### Task description:
Print each line once more, unchanged, from the line holding "Transcribe this image's" to the end of the listing below.

### Task material:
================================

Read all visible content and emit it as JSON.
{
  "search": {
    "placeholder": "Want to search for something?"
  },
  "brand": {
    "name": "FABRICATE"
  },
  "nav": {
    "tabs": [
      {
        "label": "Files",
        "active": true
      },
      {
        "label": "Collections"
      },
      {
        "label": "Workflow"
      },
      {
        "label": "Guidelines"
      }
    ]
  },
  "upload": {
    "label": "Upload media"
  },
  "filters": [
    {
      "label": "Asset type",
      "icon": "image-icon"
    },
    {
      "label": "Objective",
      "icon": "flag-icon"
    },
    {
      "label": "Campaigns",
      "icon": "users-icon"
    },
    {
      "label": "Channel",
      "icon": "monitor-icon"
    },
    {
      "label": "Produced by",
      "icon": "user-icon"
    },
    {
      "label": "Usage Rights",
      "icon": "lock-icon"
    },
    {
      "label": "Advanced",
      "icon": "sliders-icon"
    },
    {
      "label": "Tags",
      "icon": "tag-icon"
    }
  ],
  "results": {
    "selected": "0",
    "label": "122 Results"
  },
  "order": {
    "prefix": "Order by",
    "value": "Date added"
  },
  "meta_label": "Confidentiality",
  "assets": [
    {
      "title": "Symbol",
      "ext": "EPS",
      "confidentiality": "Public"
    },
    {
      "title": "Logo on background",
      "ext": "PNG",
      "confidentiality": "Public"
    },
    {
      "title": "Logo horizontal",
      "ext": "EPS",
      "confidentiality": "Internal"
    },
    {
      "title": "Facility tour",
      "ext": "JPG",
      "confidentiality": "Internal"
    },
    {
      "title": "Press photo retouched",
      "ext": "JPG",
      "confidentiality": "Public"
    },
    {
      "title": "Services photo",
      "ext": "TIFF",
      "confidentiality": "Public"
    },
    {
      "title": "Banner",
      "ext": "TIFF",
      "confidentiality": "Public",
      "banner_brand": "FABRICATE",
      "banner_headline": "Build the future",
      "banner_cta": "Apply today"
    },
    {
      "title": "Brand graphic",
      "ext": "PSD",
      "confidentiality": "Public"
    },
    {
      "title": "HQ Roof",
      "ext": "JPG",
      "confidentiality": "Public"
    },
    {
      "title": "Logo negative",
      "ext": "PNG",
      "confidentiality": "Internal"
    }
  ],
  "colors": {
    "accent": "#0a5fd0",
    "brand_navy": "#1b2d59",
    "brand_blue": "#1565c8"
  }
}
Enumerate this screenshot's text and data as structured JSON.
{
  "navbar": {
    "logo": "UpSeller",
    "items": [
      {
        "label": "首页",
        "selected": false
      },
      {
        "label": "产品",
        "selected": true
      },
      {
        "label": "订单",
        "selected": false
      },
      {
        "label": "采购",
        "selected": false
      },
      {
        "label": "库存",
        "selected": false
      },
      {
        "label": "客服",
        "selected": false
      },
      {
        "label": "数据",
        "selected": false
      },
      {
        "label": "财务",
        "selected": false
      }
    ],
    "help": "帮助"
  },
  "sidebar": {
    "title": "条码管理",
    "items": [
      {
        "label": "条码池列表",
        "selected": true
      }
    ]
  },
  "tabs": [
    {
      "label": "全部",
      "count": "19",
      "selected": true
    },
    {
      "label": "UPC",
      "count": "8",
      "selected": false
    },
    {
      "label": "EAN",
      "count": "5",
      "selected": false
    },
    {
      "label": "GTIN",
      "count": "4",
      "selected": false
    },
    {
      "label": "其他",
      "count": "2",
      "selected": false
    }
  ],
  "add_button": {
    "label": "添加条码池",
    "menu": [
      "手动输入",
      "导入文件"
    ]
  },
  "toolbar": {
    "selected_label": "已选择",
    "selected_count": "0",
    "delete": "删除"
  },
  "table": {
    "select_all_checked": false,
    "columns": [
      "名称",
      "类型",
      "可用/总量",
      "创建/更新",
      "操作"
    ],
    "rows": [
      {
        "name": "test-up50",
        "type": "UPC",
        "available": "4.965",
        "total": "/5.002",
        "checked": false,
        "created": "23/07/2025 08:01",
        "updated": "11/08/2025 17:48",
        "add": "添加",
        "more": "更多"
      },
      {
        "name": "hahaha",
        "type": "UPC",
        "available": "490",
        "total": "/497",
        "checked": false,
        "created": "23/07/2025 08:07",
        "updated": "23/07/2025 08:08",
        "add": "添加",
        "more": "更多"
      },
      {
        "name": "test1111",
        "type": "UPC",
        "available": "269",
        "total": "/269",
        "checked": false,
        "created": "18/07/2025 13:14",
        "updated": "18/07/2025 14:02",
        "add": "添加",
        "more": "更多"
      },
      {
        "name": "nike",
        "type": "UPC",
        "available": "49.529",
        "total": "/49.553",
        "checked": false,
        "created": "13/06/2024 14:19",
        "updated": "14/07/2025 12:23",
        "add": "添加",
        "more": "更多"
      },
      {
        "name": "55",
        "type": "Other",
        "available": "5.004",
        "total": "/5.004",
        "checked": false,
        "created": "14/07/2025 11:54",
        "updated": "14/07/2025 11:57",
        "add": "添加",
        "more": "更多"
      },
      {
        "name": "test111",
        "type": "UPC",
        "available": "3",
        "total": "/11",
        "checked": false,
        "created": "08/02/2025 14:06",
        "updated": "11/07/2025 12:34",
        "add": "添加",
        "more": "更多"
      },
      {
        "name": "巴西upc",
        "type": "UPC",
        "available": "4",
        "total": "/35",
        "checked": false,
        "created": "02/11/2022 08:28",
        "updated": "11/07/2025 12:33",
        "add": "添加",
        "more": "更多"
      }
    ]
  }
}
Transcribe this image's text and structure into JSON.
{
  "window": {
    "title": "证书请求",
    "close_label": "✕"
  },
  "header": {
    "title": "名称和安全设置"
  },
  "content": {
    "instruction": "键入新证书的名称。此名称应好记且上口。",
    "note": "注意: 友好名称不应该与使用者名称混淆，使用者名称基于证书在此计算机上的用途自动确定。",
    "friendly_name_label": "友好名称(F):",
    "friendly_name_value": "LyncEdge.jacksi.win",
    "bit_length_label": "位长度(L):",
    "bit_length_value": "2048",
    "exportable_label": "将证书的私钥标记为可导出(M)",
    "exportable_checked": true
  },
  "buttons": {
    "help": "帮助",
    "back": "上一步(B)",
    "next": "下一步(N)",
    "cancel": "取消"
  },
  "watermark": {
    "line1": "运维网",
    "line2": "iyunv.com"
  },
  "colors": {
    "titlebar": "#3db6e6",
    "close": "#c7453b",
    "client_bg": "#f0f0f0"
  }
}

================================

### Solved problem:
Transcribe this image's text and structure into JSON.
{
  "window": {
    "title": "证书请求",
    "close_label": "✕"
  },
  "header": {
    "title": "名称和安全设置"
  },
  "content": {
    "instruction": "键入新证书的名称。此名称应好记且上口。",
    "note": "注意: 友好名称不应该与使用者名称混淆，使用者名称基于证书在此计算机上的用途自动确定。",
    "friendly_name_label": "友好名称(F):",
    "friendly_name_value": "LyncEdge.jacksi.win",
    "bit_length_label": "位长度(L):",
    "bit_length_value": "2048",
    "exportable_label": "将证书的私钥标记为可导出(M)",
    "exportable_checked": true
  },
  "buttons": {
    "help": "帮助",
    "back": "上一步(B)",
    "next": "下一步(N)",
    "cancel": "取消"
  },
  "watermark": {
    "line1": "运维网",
    "line2": "iyunv.com"
  },
  "colors": {
    "titlebar": "#3db6e6",
    "close": "#c7453b",
    "client_bg": "#f0f0f0"
  }
}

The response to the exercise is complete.